● DATA FOR REVIEW
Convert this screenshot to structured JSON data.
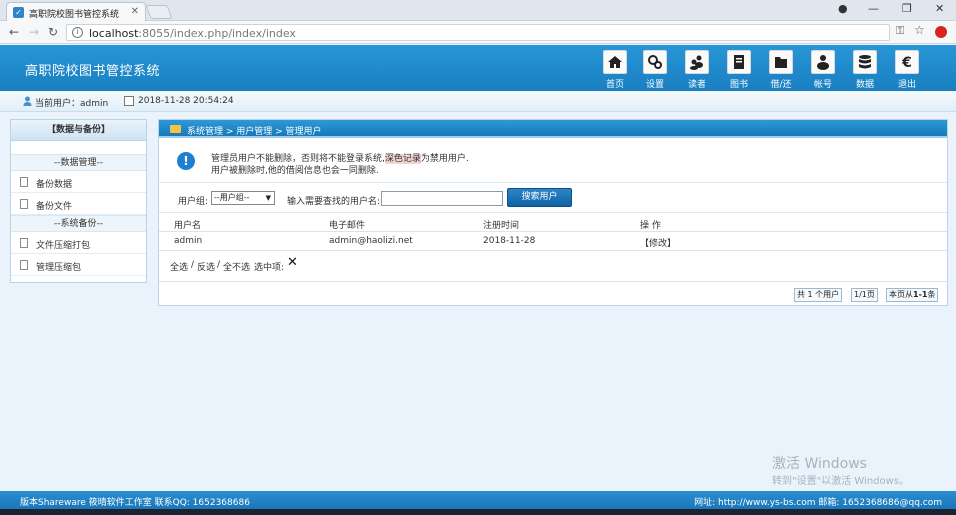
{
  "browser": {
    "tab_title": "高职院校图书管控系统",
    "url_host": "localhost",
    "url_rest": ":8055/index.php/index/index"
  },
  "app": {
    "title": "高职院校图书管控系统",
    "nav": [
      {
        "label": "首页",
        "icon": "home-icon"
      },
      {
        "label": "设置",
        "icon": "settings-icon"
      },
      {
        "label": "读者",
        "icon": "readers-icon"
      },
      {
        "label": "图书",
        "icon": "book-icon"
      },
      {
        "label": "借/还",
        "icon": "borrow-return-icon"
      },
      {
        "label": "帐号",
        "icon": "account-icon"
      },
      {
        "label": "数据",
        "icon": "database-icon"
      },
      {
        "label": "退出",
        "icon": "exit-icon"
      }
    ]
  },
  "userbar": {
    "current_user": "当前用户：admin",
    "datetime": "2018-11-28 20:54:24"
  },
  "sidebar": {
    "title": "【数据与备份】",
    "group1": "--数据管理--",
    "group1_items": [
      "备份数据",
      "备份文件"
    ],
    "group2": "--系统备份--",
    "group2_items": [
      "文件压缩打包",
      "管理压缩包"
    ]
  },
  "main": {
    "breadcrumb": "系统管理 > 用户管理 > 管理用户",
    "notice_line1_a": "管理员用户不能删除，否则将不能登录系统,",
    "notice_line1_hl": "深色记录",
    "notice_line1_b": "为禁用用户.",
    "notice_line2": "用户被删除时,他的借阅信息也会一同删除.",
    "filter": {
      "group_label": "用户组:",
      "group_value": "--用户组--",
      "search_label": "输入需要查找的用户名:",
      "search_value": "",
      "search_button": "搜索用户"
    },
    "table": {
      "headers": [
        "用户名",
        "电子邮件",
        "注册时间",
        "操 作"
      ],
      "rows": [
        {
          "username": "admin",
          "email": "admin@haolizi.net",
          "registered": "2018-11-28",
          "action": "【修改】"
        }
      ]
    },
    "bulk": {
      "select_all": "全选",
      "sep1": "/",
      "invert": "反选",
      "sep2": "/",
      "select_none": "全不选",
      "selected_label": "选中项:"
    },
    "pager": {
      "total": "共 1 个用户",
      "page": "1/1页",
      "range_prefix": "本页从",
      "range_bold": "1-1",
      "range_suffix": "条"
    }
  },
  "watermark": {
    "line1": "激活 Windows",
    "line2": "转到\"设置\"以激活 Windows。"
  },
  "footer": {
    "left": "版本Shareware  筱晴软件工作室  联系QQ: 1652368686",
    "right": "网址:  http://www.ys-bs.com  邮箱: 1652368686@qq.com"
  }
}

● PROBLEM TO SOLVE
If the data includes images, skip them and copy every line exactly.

● SOLUTION
Convert this screenshot to structured JSON data.
{
  "browser": {
    "tab_title": "高职院校图书管控系统",
    "url_host": "localhost",
    "url_rest": ":8055/index.php/index/index"
  },
  "app": {
    "title": "高职院校图书管控系统",
    "nav": [
      {
        "label": "首页",
        "icon": "home-icon"
      },
      {
        "label": "设置",
        "icon": "settings-icon"
      },
      {
        "label": "读者",
        "icon": "readers-icon"
      },
      {
        "label": "图书",
        "icon": "book-icon"
      },
      {
        "label": "借/还",
        "icon": "borrow-return-icon"
      },
      {
        "label": "帐号",
        "icon": "account-icon"
      },
      {
        "label": "数据",
        "icon": "database-icon"
      },
      {
        "label": "退出",
        "icon": "exit-icon"
      }
    ]
  },
  "userbar": {
    "current_user": "当前用户：admin",
    "datetime": "2018-11-28 20:54:24"
  },
  "sidebar": {
    "title": "【数据与备份】",
    "group1": "--数据管理--",
    "group1_items": [
      "备份数据",
      "备份文件"
    ],
    "group2": "--系统备份--",
    "group2_items": [
      "文件压缩打包",
      "管理压缩包"
    ]
  },
  "main": {
    "breadcrumb": "系统管理 > 用户管理 > 管理用户",
    "notice_line1_a": "管理员用户不能删除，否则将不能登录系统,",
    "notice_line1_hl": "深色记录",
    "notice_line1_b": "为禁用用户.",
    "notice_line2": "用户被删除时,他的借阅信息也会一同删除.",
    "filter": {
      "group_label": "用户组:",
      "group_value": "--用户组--",
      "search_label": "输入需要查找的用户名:",
      "search_value": "",
      "search_button": "搜索用户"
    },
    "table": {
      "headers": [
        "用户名",
        "电子邮件",
        "注册时间",
        "操 作"
      ],
      "rows": [
        {
          "username": "admin",
          "email": "admin@haolizi.net",
          "registered": "2018-11-28",
          "action": "【修改】"
        }
      ]
    },
    "bulk": {
      "select_all": "全选",
      "sep1": "/",
      "invert": "反选",
      "sep2": "/",
      "select_none": "全不选",
      "selected_label": "选中项:"
    },
    "pager": {
      "total": "共 1 个用户",
      "page": "1/1页",
      "range_prefix": "本页从",
      "range_bold": "1-1",
      "range_suffix": "条"
    }
  },
  "watermark": {
    "line1": "激活 Windows",
    "line2": "转到\"设置\"以激活 Windows。"
  },
  "footer": {
    "left": "版本Shareware  筱晴软件工作室  联系QQ: 1652368686",
    "right": "网址:  http://www.ys-bs.com  邮箱: 1652368686@qq.com"
  }
}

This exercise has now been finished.